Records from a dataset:
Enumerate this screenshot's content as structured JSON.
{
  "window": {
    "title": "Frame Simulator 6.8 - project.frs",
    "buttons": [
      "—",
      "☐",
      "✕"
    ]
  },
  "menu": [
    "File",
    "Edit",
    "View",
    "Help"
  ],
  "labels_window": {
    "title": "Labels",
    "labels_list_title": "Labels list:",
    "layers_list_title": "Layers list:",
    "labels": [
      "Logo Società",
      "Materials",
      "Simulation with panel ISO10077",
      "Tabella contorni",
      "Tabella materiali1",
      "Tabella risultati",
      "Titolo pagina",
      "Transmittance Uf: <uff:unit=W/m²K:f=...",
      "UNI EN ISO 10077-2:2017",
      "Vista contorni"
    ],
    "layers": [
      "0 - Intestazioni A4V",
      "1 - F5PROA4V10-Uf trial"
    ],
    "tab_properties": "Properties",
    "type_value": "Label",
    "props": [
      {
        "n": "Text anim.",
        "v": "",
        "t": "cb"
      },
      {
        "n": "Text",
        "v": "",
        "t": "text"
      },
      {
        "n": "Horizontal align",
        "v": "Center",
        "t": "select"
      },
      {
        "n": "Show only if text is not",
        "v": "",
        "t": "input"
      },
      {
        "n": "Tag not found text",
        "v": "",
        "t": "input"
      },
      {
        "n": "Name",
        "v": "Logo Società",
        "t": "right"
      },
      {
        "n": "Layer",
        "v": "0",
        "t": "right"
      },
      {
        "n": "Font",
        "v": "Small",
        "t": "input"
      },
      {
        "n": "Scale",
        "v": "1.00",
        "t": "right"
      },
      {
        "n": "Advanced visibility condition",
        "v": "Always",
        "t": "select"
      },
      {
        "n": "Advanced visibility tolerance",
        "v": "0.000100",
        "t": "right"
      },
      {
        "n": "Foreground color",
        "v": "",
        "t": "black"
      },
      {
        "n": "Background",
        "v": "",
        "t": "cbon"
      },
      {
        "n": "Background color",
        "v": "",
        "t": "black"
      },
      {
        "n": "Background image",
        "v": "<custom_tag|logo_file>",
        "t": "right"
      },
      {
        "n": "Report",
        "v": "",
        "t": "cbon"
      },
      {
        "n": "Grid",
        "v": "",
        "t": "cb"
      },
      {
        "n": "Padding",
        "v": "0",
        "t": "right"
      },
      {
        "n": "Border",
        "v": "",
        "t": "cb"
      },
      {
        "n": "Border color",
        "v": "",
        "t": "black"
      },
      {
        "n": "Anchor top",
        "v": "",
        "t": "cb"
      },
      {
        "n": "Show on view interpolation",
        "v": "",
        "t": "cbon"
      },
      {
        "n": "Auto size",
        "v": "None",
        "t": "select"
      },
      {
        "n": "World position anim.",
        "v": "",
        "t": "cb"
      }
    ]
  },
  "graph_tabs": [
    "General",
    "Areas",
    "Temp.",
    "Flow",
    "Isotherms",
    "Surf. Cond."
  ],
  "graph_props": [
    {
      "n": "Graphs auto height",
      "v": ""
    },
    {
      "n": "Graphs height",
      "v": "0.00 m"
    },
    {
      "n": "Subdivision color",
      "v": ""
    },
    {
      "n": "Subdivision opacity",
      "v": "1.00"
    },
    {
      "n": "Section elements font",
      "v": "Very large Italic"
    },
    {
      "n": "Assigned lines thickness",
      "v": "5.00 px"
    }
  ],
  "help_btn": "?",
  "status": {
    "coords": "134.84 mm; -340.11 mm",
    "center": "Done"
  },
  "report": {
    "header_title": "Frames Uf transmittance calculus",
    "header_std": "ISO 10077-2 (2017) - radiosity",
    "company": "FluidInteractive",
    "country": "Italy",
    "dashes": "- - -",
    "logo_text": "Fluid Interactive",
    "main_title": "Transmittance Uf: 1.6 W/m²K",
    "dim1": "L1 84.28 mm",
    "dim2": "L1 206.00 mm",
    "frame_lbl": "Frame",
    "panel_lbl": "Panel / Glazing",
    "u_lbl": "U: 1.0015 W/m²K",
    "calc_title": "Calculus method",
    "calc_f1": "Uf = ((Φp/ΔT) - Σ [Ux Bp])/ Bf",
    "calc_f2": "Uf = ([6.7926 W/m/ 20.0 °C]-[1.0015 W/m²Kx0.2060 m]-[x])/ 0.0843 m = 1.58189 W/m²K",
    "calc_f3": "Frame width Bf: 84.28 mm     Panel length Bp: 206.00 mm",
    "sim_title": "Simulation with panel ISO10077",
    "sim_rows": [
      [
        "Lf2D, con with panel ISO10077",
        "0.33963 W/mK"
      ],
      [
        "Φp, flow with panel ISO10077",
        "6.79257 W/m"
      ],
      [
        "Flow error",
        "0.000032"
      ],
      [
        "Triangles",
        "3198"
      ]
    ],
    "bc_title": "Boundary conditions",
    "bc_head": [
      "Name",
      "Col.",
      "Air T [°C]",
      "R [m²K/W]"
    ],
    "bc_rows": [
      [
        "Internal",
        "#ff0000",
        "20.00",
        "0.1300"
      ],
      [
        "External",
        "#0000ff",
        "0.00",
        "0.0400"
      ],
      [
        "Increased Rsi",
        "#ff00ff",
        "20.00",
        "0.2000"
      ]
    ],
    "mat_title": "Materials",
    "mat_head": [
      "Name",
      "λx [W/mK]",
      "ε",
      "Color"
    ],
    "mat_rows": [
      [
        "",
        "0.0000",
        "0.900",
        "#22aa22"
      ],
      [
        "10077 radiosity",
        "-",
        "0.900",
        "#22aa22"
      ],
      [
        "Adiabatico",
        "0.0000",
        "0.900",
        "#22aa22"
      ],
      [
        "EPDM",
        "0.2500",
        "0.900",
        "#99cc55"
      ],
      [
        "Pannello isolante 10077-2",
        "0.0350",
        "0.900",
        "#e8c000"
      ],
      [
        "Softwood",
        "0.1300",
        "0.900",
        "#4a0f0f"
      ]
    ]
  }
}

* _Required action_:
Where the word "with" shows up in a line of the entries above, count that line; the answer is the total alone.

* _Completed exercise_:
4